The Biomedical Electronic Devices research group designs and develops devices used to diagnose, treat and monitor a wide variety of health conditions.
Our research has been applied extensively throughout the health sector, including to support care in hospitals, clinical settings, residential facilities for the elderly, and rehabilitation centres (e.g. for spinal injury).
Our Biomedical Electronic Devices research group is primarily concerned with:
- designing and developing wireless microelectronic and nanoelectronic systems, including mixed-signal
- energy harvesting to power implantable wireless systems
- wireless energy transfer for implantable wireless systems
- sensory system integration using micro-electro-mechanical systems
- wirelessly actuated micro-electro-mechanical systems (MEMS).
We aim to augment existing health monitoring technology by developing:
- maintenance-free low-power and low-cost devices
- more accurate sensory devices that require smaller samples at a low cost
- a biocompatible scaffold structure that can be implanted in patients with spinal injury to repair physical damage.
Our group’s research has had numerous real-world applications. These include:
- new methods of powering miniature microelectronic systems, such as battery-less wireless structural health monitoring systems
- wireless stents for use in coronary artery disease treatment
- new energy-harvesting approaches in implantable wireless systems
- conductive textiles and polymers for wireless biomedical systems.
We have expertise across a wide range of areas.
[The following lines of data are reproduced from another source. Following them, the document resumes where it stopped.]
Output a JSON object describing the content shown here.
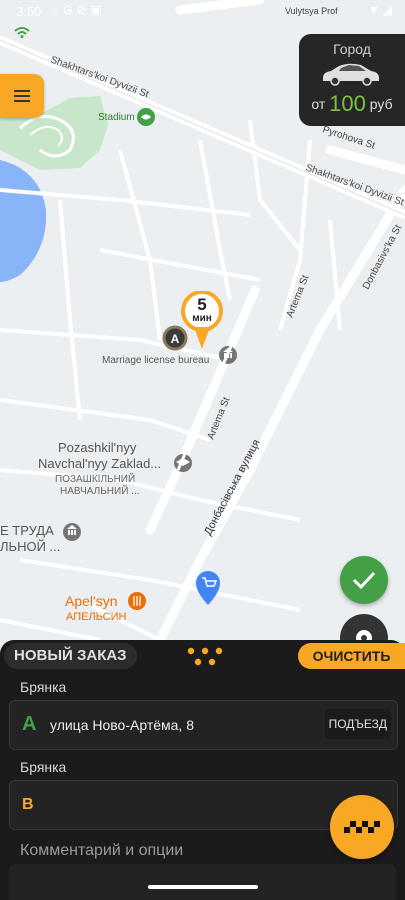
{
  "status_bar": {
    "time": "3:50",
    "icons": [
      "message-icon",
      "google-icon",
      "dnd-icon",
      "storage-icon"
    ],
    "right_icons": [
      "wifi-icon",
      "signal-icon"
    ]
  },
  "map": {
    "streets": [
      "Shakhtars'koi Dyvizii St",
      "Shakhtars'koi Dyvizii St",
      "Pyrohova St",
      "Vulytsya Prof",
      "Artema St",
      "Artema St",
      "Донбасівська вулиця",
      "Donbasivs'ka St"
    ],
    "pois": [
      {
        "name": "Stadium",
        "color": "#43a047"
      },
      {
        "name": "Marriage license bureau",
        "color": "#757575"
      },
      {
        "name": "Pozashkil'nyy Navchal'nyy Zaklad...",
        "name_line1": "Pozashkil'nyy",
        "name_line2": "Navchal'nyy Zaklad...",
        "sub_line1": "ПОЗАШКІЛЬНИЙ",
        "sub_line2": "НАВЧАЛЬНИЙ ...",
        "color": "#757575"
      },
      {
        "name_line1": "Е ТРУДА",
        "name_line2": "ЛЬНОЙ ...",
        "color": "#757575"
      },
      {
        "name": "Apel'syn",
        "sub": "АПЕЛЬСИН",
        "color": "#ef6c00"
      }
    ],
    "marker_a_letter": "A"
  },
  "pin": {
    "eta": "5",
    "unit": "мин"
  },
  "city_card": {
    "title": "Город",
    "price_prefix": "от",
    "price_value": "100",
    "currency": "руб"
  },
  "sheet": {
    "new_order_label": "НОВЫЙ ЗАКАЗ",
    "clear_label": "ОЧИСТИТЬ",
    "point_a": {
      "label": "Брянка",
      "letter": "A",
      "address": "улица Ново-Артёма, 8",
      "entrance_label": "ПОДЪЕЗД",
      "letter_color": "#43a047"
    },
    "point_b": {
      "label": "Брянка",
      "letter": "B",
      "address": "",
      "letter_color": "#f9a825"
    },
    "comment_label": "Комментарий и опции"
  },
  "colors": {
    "accent": "#f9a825",
    "ok": "#43a047",
    "sheet_bg": "#1b1b1b"
  }
}
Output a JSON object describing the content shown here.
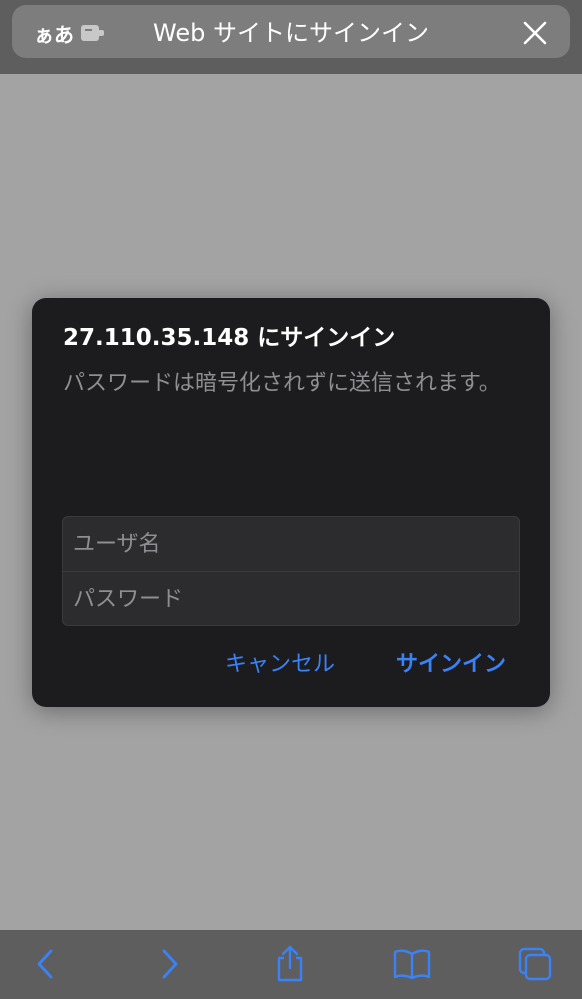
{
  "topbar": {
    "aa_label": "ぁあ",
    "title": "Web サイトにサインイン",
    "icons": [
      "extension-icon",
      "close-icon"
    ]
  },
  "dialog": {
    "title": "27.110.35.148 にサインイン",
    "message": "パスワードは暗号化されずに送信されます。",
    "username_placeholder": "ユーザ名",
    "password_placeholder": "パスワード",
    "cancel_label": "キャンセル",
    "signin_label": "サインイン"
  },
  "toolbar": {
    "icons": [
      "back-icon",
      "forward-icon",
      "share-icon",
      "bookmarks-icon",
      "tabs-icon"
    ]
  },
  "colors": {
    "accent": "#3a82f7",
    "dialog_bg": "#1c1c1e",
    "page_bg": "#a3a3a3",
    "bar_bg": "#5e5e5e"
  }
}
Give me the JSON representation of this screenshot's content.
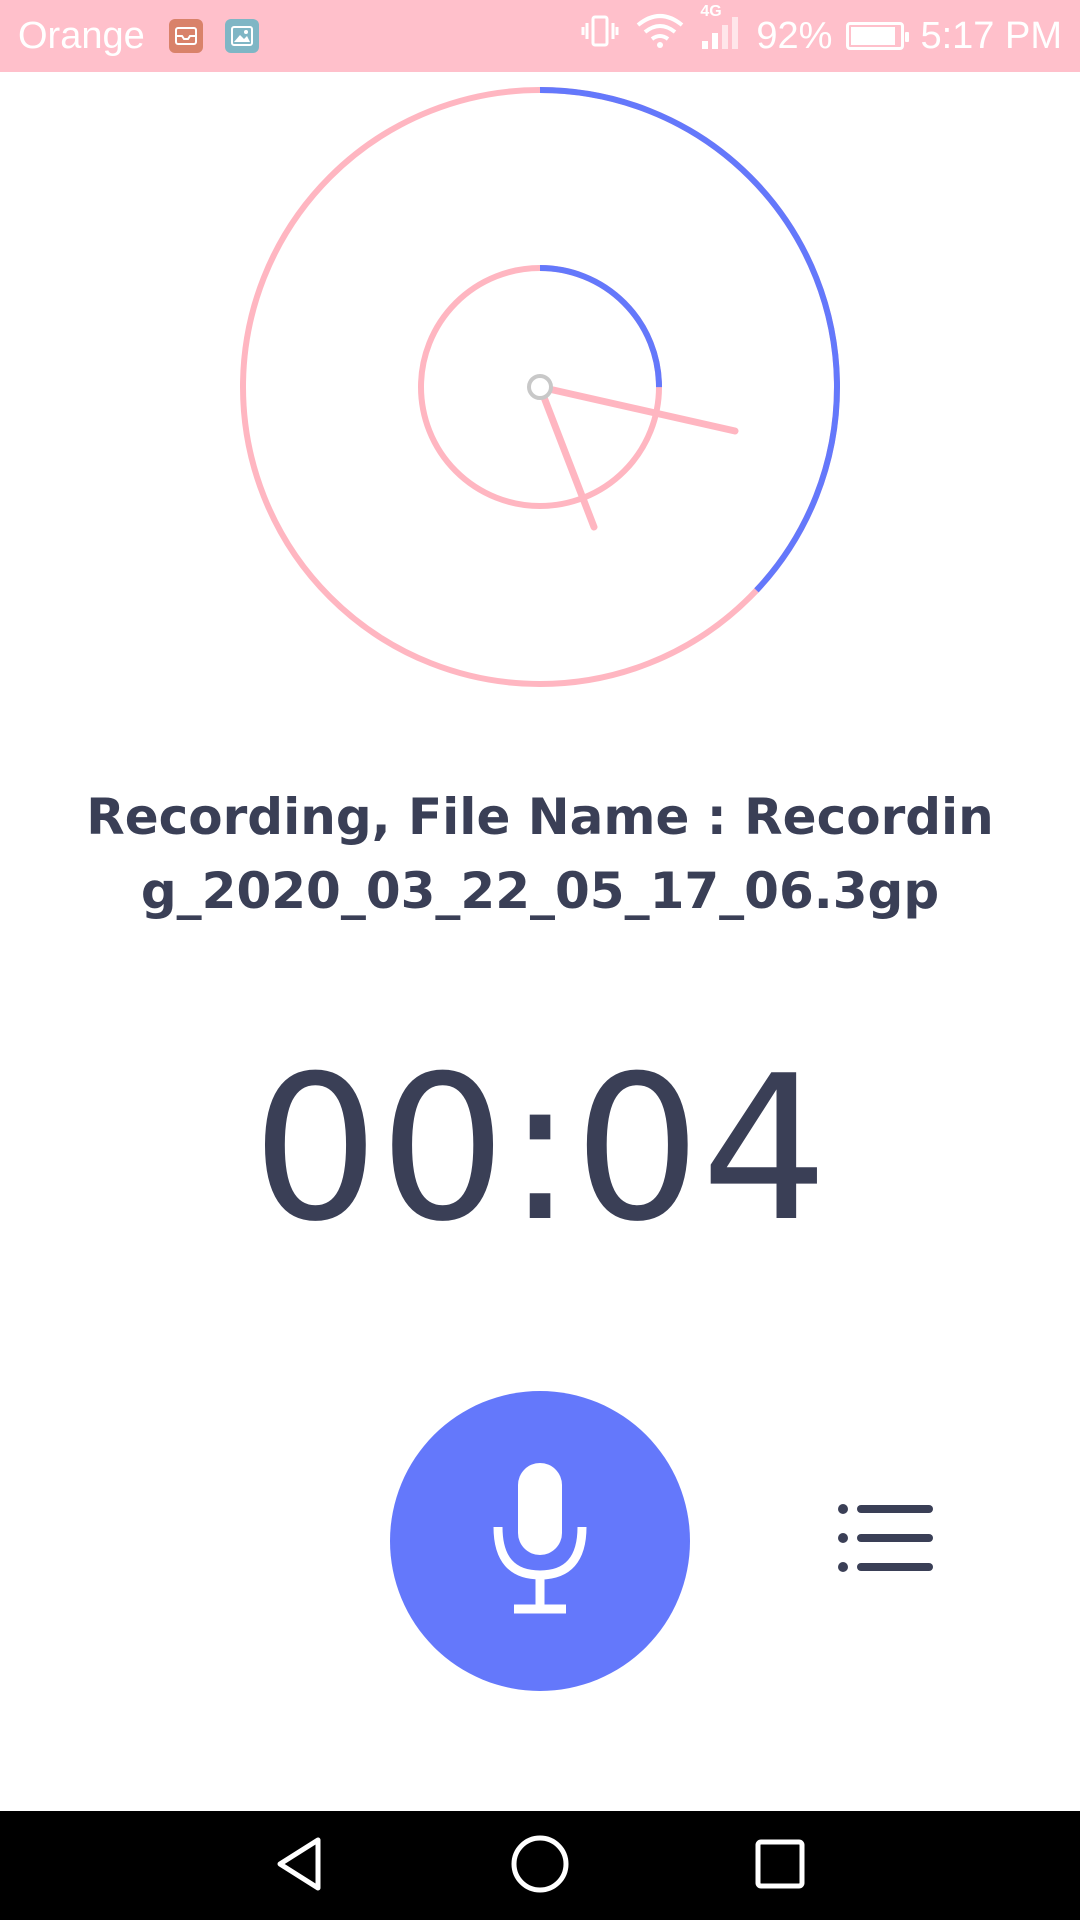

Many of our researchers are available to assist with research project supervision for Master of Philosophy and Doctor of Philosophy students.
We collaborate with universities, industry and government organisations, including:
To enquire about consulting services or working with us on a research project, please contact: